The key word in Tuolumne is snow! After finishing at the store, I headed out to Gaylor Lakes. The beginning of the trail had patches of snow, but most of the ascent was clear, but wet. When I arrived at the crest a snowy world returned. A wind-formed cornice hugged the ridge to the southeast, so I strolled over to Gaylor Peak, which was relatively free of snow. My ascent to the top of the peak was rewarded with a view of frozen Gaylor Lakes blanketed in white, with the severe Sierra Crest standing guard in the background. The lake peeked out of the snow in a few areas with turquoise eyes, but the white hue dominated most of the basin.
That night I stayed in Lee Vining and fulfilled another rite of summer: dinner at the Whoa Nellie Deli. For those of you have not yet partaken in the fine cuisine served in the Mobil Station-run, don't walk! I feasted on lobster taquitos and the best clam chowder I've have ever tasted (no small claim coming from a native New Englander!). Matt, the master chef and a die-hard baseball fan, advised me that the Red Sox's chances this year probably weren't good.

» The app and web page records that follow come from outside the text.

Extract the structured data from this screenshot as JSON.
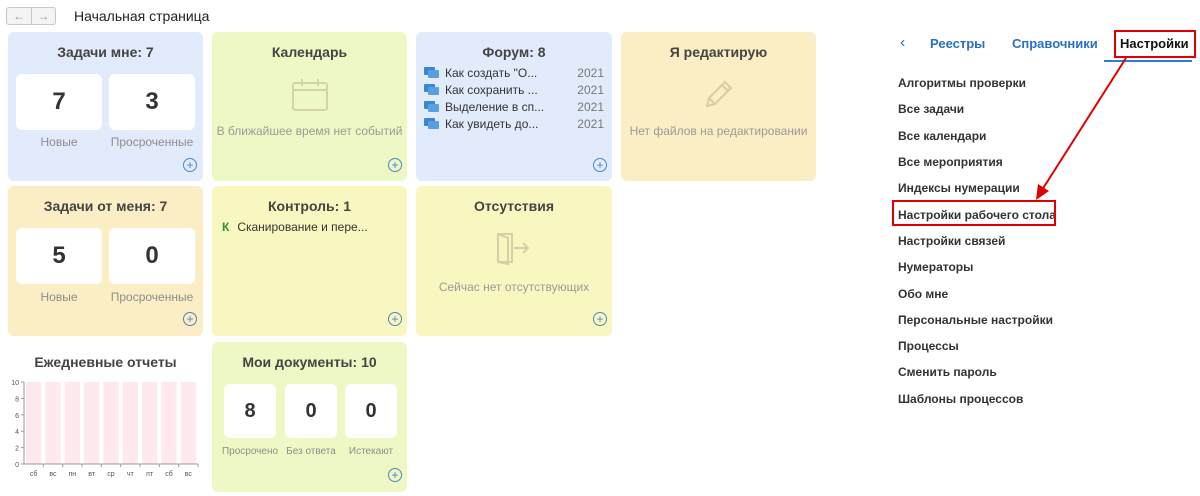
{
  "header": {
    "back_icon": "arrow-left-icon",
    "forward_icon": "arrow-right-icon",
    "title": "Начальная страница"
  },
  "tiles": {
    "tasks_to_me": {
      "title": "Задачи мне: 7",
      "new_count": "7",
      "new_label": "Новые",
      "overdue_count": "3",
      "overdue_label": "Просроченные"
    },
    "calendar": {
      "title": "Календарь",
      "message": "В ближайшее время нет событий"
    },
    "forum": {
      "title": "Форум: 8",
      "items": [
        {
          "title": "Как создать \"О...",
          "year": "2021"
        },
        {
          "title": "Как сохранить ...",
          "year": "2021"
        },
        {
          "title": "Выделение в сп...",
          "year": "2021"
        },
        {
          "title": "Как увидеть до...",
          "year": "2021"
        }
      ]
    },
    "editing": {
      "title": "Я редактирую",
      "message": "Нет файлов на редактировании"
    },
    "tasks_from_me": {
      "title": "Задачи от меня: 7",
      "new_count": "5",
      "new_label": "Новые",
      "overdue_count": "0",
      "overdue_label": "Просроченные"
    },
    "control": {
      "title": "Контроль: 1",
      "items": [
        {
          "marker": "К",
          "title": "Сканирование и пере..."
        }
      ]
    },
    "absences": {
      "title": "Отсутствия",
      "message": "Сейчас нет отсутствующих"
    },
    "daily_reports": {
      "title": "Ежедневные отчеты"
    },
    "my_documents": {
      "title": "Мои документы: 10",
      "overdue": "8",
      "overdue_label": "Просрочено",
      "no_answer": "0",
      "no_answer_label": "Без ответа",
      "expiring": "0",
      "expiring_label": "Истекают"
    }
  },
  "chart_data": {
    "type": "bar",
    "title": "Ежедневные отчеты",
    "categories": [
      "сб",
      "вс",
      "пн",
      "вт",
      "ср",
      "чт",
      "пт",
      "сб",
      "вс"
    ],
    "values": [
      0,
      0,
      0,
      0,
      0,
      0,
      0,
      0,
      0
    ],
    "yticks": [
      "10",
      "8",
      "6",
      "4",
      "2",
      "0"
    ],
    "ylim": [
      0,
      10
    ],
    "grid": true
  },
  "right_panel": {
    "tabs": [
      "Реестры",
      "Справочники",
      "Настройки"
    ],
    "active_tab": "Настройки",
    "items": [
      "Алгоритмы проверки",
      "Все задачи",
      "Все календари",
      "Все мероприятия",
      "Индексы нумерации",
      "Настройки рабочего стола",
      "Настройки связей",
      "Нумераторы",
      "Обо мне",
      "Персональные настройки",
      "Процессы",
      "Сменить пароль",
      "Шаблоны процессов"
    ],
    "highlighted_item": "Настройки рабочего стола"
  },
  "colors": {
    "accent": "#2d7cd6",
    "highlight": "#e00000",
    "blue_tile": "#e2ebfb",
    "green_tile": "#eef8c4",
    "yellow_tile": "#f9f7c0",
    "orange_tile": "#fbeec4"
  }
}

Before returning to my hotel, I drove to Mono Lake and strolled on the boardwalk thought the tufas and willow trees. The evening quickly became (dare I use the overused word magical? I think I will) magical. I walked alone in the late dusk, with the wind singing in the trees and a symphony of birdsong accompanying the full moon. The tufas stood like sentries watching the passage to the lake. On my way back to my car, I noticed the swings in the picnic area. Being the sole inhabitant of the park I thought why not? For what seemed like hours I swung back and forth, reaching my legs to the sky as if I were about to leap over the still, blue-grey lake. The moon bounced back and forth in my sight.
Next day I munched on a bagel as I drove back into the park, readying myself for an excursion up Mt. Dana. The last inaugural rite of summer: my annual hike to the top. Mt. Dana embodies everything I love in a mountain climb: soft, velvet meadows, blooming flowers, and an imposing yet non-technical summit. No ropes, clips, or any gear required. Jack Kerouac said that you can't fall off a mountain, which I can't see as being universally true, but you certainly can't fall off of the north side of Dana. It's a big boulder pile. My scramble up 1,000 feet of rocks at least make me feel like I've done something worthy, even if a technical climber might scoff at the class 1 ratings the ascent to Dana holds.

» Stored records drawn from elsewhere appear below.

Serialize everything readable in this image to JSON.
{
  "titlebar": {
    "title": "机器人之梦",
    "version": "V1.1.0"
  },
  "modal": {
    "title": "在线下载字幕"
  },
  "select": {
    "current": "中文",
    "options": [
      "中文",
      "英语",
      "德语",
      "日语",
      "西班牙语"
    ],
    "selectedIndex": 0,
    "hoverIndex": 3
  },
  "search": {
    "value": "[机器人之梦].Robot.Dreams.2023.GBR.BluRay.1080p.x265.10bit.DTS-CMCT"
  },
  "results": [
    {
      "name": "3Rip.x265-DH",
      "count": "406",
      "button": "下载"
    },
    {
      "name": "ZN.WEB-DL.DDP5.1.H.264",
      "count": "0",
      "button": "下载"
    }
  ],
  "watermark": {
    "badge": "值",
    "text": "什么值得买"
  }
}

Although several large snowfields covered some areas, unlike the surrounding peaks buried in a blanket of white in view, most of the mountain was snow-free. Last year when I hiked this trail, the cornflowers were blooming; this year the vegetation is scarce. Spiders, however, were the most ubiquitous lifeforms I saw on the hike. Small gray, black and one almost greenish creature were scurrying among the rocks and over the snow.
At the summit I met a few Yosemite veterans. Rich, who worked in the Bay Area, got his first glimpse of Mt. Dan when he was sixteen and vowed that he would climb it. Although he had accumulated an impressive list of mountaineering and rockclimbing accomplishments in the over twenty years since that day, this was his first ascent of Dana. I watched as he strapped on his telemark skis and boldly and gracefully descended down the east face. I am way too chicken to even think of such a feat, but I admired his confidence. Another hiker, Marcos, had made the ascent to Dana's summit many times. His father had taken many of Carl Sharsmith's classes and was a lifetime YA members.

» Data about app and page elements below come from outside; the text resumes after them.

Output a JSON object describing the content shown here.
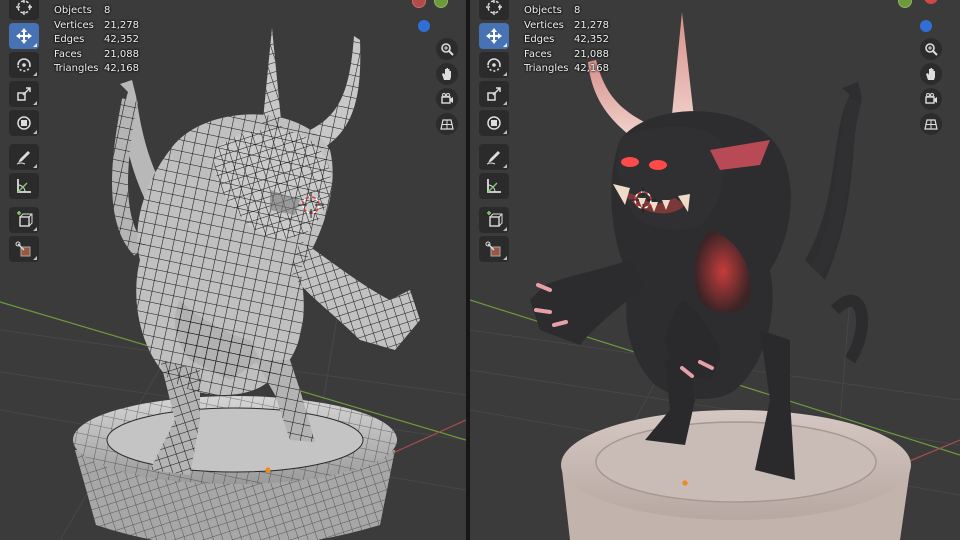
{
  "stats": {
    "objects_label": "Objects",
    "objects_value": "8",
    "vertices_label": "Vertices",
    "vertices_value": "21,278",
    "edges_label": "Edges",
    "edges_value": "42,352",
    "faces_label": "Faces",
    "faces_value": "21,088",
    "triangles_label": "Triangles",
    "triangles_value": "42,168"
  },
  "viewports": {
    "left": {
      "shading": "wireframe"
    },
    "right": {
      "shading": "material-preview"
    }
  },
  "toolbar_tools": [
    "cursor-icon",
    "move-icon",
    "rotate-icon",
    "scale-icon",
    "transform-icon",
    "annotate-icon",
    "measure-icon",
    "add-cube-icon",
    "extrude-icon"
  ],
  "navigation_tools": [
    "zoom-icon",
    "pan-hand-icon",
    "camera-icon",
    "grid-view-icon"
  ],
  "colors": {
    "viewport_bg": "#3b3b3b",
    "active_tool": "#4772b3",
    "tool_bg": "#2b2b2b",
    "axis_x": "#b04c4c",
    "axis_y": "#6d9a3c",
    "gizmo_z": "#2f6fd6"
  }
}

My descent went quickly, aided by the large snowfields I had avoided on my climb to the top. After donning my rainpants, I sat down and used the snow as a giant slide. The snowcups were small, the snow was soft and I'm sure my fellow hikers heard my cries of delight as I sped down the mountain.